#### Exercise details:
Your answer should be an exact copy of all the entries, free of pictures.

#### Supplied data:
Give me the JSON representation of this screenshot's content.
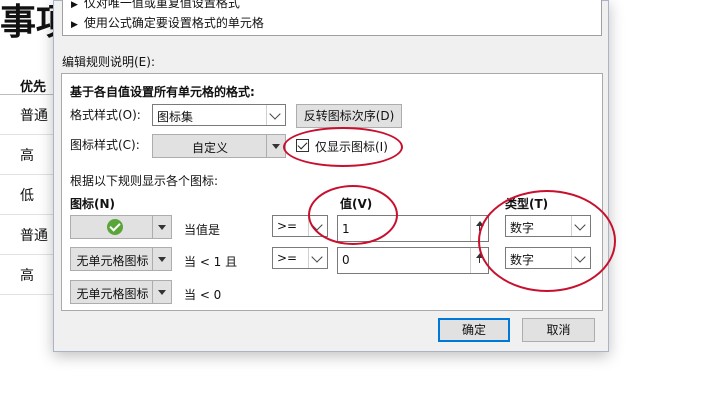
{
  "background": {
    "title_fragment": "事项",
    "header": "优先",
    "rows": [
      "普通",
      "高",
      "低",
      "普通",
      "高"
    ]
  },
  "rule_list": {
    "items": [
      "仅对唯一值或重复值设置格式",
      "使用公式确定要设置格式的单元格"
    ]
  },
  "rule_desc": {
    "label": "编辑规则说明(E):",
    "heading": "基于各自值设置所有单元格的格式:",
    "format_style_label": "格式样式(O):",
    "format_style_value": "图标集",
    "reverse_button": "反转图标次序(D)",
    "icon_style_label": "图标样式(C):",
    "icon_style_value": "自定义",
    "show_icon_only_label": "仅显示图标(I)",
    "show_icon_only_checked": true,
    "rules_caption": "根据以下规则显示各个图标:",
    "col_icon": "图标(N)",
    "col_value": "值(V)",
    "col_type": "类型(T)",
    "rows": [
      {
        "icon": "green-check",
        "icon_text": "",
        "condition": "当值是",
        "operator": ">=",
        "value": "1",
        "type": "数字"
      },
      {
        "icon": "none",
        "icon_text": "无单元格图标",
        "condition": "当 < 1 且",
        "operator": ">=",
        "value": "0",
        "type": "数字"
      },
      {
        "icon": "none",
        "icon_text": "无单元格图标",
        "condition": "当 < 0"
      }
    ]
  },
  "buttons": {
    "ok": "确定",
    "cancel": "取消"
  },
  "colors": {
    "highlight_ellipse": "#c8102e",
    "accent": "#0078d7",
    "check_icon": "#5aa53a"
  }
}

#### Written answer:
Give me the JSON representation of this screenshot's content.
{
  "background": {
    "title_fragment": "事项",
    "header": "优先",
    "rows": [
      "普通",
      "高",
      "低",
      "普通",
      "高"
    ]
  },
  "rule_list": {
    "items": [
      "仅对唯一值或重复值设置格式",
      "使用公式确定要设置格式的单元格"
    ]
  },
  "rule_desc": {
    "label": "编辑规则说明(E):",
    "heading": "基于各自值设置所有单元格的格式:",
    "format_style_label": "格式样式(O):",
    "format_style_value": "图标集",
    "reverse_button": "反转图标次序(D)",
    "icon_style_label": "图标样式(C):",
    "icon_style_value": "自定义",
    "show_icon_only_label": "仅显示图标(I)",
    "show_icon_only_checked": true,
    "rules_caption": "根据以下规则显示各个图标:",
    "col_icon": "图标(N)",
    "col_value": "值(V)",
    "col_type": "类型(T)",
    "rows": [
      {
        "icon": "green-check",
        "icon_text": "",
        "condition": "当值是",
        "operator": ">=",
        "value": "1",
        "type": "数字"
      },
      {
        "icon": "none",
        "icon_text": "无单元格图标",
        "condition": "当 < 1 且",
        "operator": ">=",
        "value": "0",
        "type": "数字"
      },
      {
        "icon": "none",
        "icon_text": "无单元格图标",
        "condition": "当 < 0"
      }
    ]
  },
  "buttons": {
    "ok": "确定",
    "cancel": "取消"
  },
  "colors": {
    "highlight_ellipse": "#c8102e",
    "accent": "#0078d7",
    "check_icon": "#5aa53a"
  }
}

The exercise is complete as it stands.